Can social tools and community-based approaches truly help our government function better and operate more efficiently? Will open access to government data create important new opportunities for citizens and increase transparency?
These two questions are currently top-of-mind in many public sector policy discussions this year. The questions also herald new forces at work in transforming the government landscape in many countries around the world in 2010, particularly as we’ll see, the United states.
Far from being discussions on the fringe of technology, new open government efforts have begun putting social computing and open data in the very forefront of major government initiatives aimed at improving collaboration and participation.
The backdrop for the discussion of next-generation government at the moment, sometimes referred to as Government 2.0, has been a growing focus on using social networking and the lightweight integration techniques of Web 2.0 to drive government transformation. The first significant and tangible changes began to be discussed early last year with the installation of the nation’s first ever federal CTO and CIO, Aneesh Chopra and Vivek Kundra respectively.
Both of these national IT leaders quickly began promulgating a new vision of open government that was started last year with the Memorandum on Transparency and Open Government. This recently culminated in a concrete and ambitious mandate with a surprisingly short time frame in the White House’s new Open Government Initiative. This directive represents the proverbial line in the 1.0/2.0 sand and makes transparency and data sharing a must-implement requirement across the federal government. With this, some level of real government transformation is not just possible, but likely.
Among other forward-looking goals, the new directive now requires federal agencies to make a minimum of three valuable data sets available online within 45 days. This is the process of what my friend and colleague W. David Stephenson calls the “democratization of data” and it has many potentially positive outcomes. For the first time, it’s clear that — at least on the open data front — there is now an actionable mandate across the government that would make the open data industry on the Web very proud indeed. This is in terms of conception, however, and not realization at the moment; most of the government’s open data initiatives — such as data.gov — are still too static and file-centric. They still have a lot to learn from the more modern, dynamic, and successful open APIs of today’s Web.
Related: Building a vision for Government 2.0
At the same time on the social computing front, with Gartner’s recent prediction that by 2014 social networking services will replace e-mail as the primary vehicle for personal communications for a significant percentage of business users, many agencies are seeing the writing on the wall: Social media and Enterprise 2.0 are moving steadily into the government. Agencies are now attempting to reconcile themselves with social collaboration as a powerful and potentially beneficial part of their internal and external communication strategies.
Early moves towards Government 2.0 have begun

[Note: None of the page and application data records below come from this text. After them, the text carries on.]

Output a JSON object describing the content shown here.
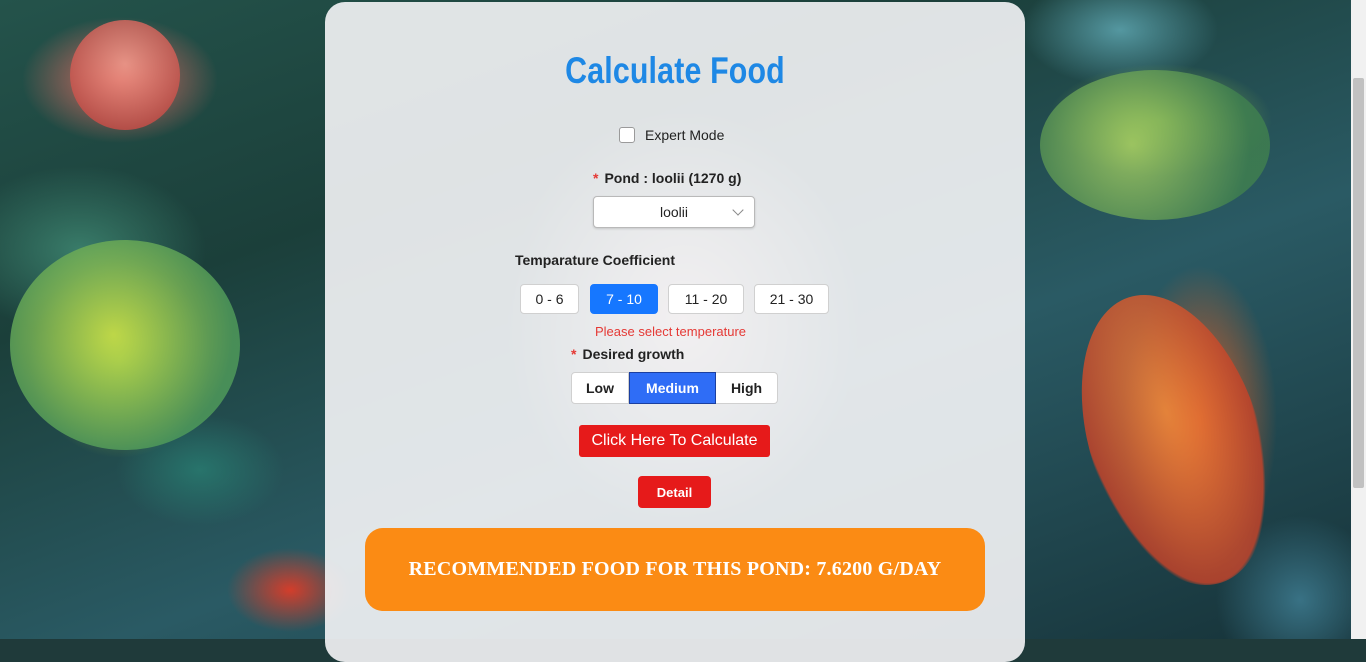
{
  "page": {
    "title": "Calculate Food",
    "expert_mode_label": "Expert Mode"
  },
  "pond": {
    "label": "Pond : loolii (1270 g)",
    "selected": "loolii"
  },
  "temperature": {
    "label": "Temparature Coefficient",
    "options": [
      "0 - 6",
      "7 - 10",
      "11 - 20",
      "21 - 30"
    ],
    "selected": "7 - 10",
    "error": "Please select temperature"
  },
  "growth": {
    "label": "Desired growth",
    "options": [
      "Low",
      "Medium",
      "High"
    ],
    "selected": "Medium"
  },
  "actions": {
    "calculate": "Click Here To Calculate",
    "detail": "Detail"
  },
  "result": {
    "text": "RECOMMENDED FOOD FOR THIS POND: 7.6200 G/DAY"
  },
  "colors": {
    "title": "#1e88e5",
    "primary": "#1677ff",
    "danger": "#e61a1a",
    "result": "#fb8b14"
  }
}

The most recent notable example of this was the announcement from the Department of Defense on Friday concerning a major policy change towards “social networking services (SNS) and other interactive Web 2.0 applications“, enabling them in situations that don’t violate DoD governance requirements and when resources are otherwise available:
“This directive recognizes the importance of balancing appropriate security measures while maximizing the capabilities afforded by 21st Century Internet tools,” said Deputy Secretary of Defense William J. Lynn III.
Use of Internet-based capabilities, including SNS, have become integral tools for operating and collaborating across the DoD and with the general public. Establishing a DoD-wide policy ensures consistency and allows for full integration of these tools and capabilities.
Even in very secure and closed government environment such as the intelligence community and the DoD, we are seeing proactive moves towards social tools. Recently a new microblogging service called “Chirp” debuted in the DoD as a part of a series of Enterprise 2.0-style initiatives:
Chirp is a microblogging pilot that is part of the Intelink suite of tools. The site, modeled after microblogging sites like Twitter, is intended to provide situational awareness and information on breaking news. Chirp promotes collaboration through informal messaging. Like other microblogging tools, Chirp allows users to post messages of up to 140 characters. At (@) tags are used to bring chirps to the attention of a specific user. These are usually used when replying to a previous chirp posted by that user. Hash (#) tags are used to tag a chirp with metadata and allow users to search on particular key terms. More information about Chirp can be found at https://www.intelink.gov/chirp/.
As encouraging as these pilots are, however, the government is a very large entity and change is famously difficult to enact in either bureaucratic or technologically moribund environments, two states which are all too common in many levels of government. In the last few months, I’ve been spending quite a bit of time working with public sector groups and Enterprise 2.0 and an overall picture is starting to emerge about adoption. When it comes to Government 2.0, well beyond the core worries around “risk, control, and trust” that I discussed last fall, many of the adoption issues boil down to the specific situation in the local environment. In rough general order, the following items seem to be the ones that are directly affecting the degree to which a government agency can readily adopt 2.0 models.
Issues affecting Government 2.0 transformation
Please note that the issues below apply broadly to open data and social computing, both of which have sharing knowledge as a fundamental value, with the latter emphasizing the way in which individuals are centrally involved in the process of communication and knowledge exchange itself…